Source records
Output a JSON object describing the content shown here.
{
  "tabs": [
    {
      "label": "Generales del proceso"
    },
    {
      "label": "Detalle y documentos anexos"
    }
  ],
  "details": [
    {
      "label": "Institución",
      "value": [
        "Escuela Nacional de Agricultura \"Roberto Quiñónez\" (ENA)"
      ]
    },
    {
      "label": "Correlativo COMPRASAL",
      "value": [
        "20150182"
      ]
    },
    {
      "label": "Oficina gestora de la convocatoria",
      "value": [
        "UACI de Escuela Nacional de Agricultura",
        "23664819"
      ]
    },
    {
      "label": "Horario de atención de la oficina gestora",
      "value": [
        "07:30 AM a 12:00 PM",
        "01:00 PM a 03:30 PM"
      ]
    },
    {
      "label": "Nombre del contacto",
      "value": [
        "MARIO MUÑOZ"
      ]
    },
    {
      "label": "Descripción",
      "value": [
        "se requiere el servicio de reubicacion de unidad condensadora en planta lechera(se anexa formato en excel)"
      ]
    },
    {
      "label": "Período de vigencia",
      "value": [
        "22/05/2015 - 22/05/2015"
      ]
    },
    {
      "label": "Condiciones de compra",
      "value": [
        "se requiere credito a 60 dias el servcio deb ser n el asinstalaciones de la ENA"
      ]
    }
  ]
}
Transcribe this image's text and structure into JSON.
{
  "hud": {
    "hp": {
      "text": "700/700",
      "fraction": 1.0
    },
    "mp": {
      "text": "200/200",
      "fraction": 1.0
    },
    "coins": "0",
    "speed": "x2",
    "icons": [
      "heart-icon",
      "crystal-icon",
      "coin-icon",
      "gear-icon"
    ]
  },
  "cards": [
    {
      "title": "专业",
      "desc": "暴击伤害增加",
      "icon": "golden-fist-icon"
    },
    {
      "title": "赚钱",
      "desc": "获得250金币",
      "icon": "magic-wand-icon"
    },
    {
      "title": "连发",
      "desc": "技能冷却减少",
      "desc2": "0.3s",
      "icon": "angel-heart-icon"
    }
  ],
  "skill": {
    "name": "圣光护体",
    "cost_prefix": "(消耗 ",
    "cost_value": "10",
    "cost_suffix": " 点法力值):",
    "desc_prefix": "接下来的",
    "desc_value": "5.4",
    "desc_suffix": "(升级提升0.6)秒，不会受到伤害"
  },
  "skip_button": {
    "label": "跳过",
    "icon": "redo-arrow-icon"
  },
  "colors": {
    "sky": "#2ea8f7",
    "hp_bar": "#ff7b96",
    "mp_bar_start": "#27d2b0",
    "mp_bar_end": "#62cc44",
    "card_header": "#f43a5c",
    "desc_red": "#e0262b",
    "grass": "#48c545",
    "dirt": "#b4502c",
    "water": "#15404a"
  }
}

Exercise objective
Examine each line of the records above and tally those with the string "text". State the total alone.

Result of the task
3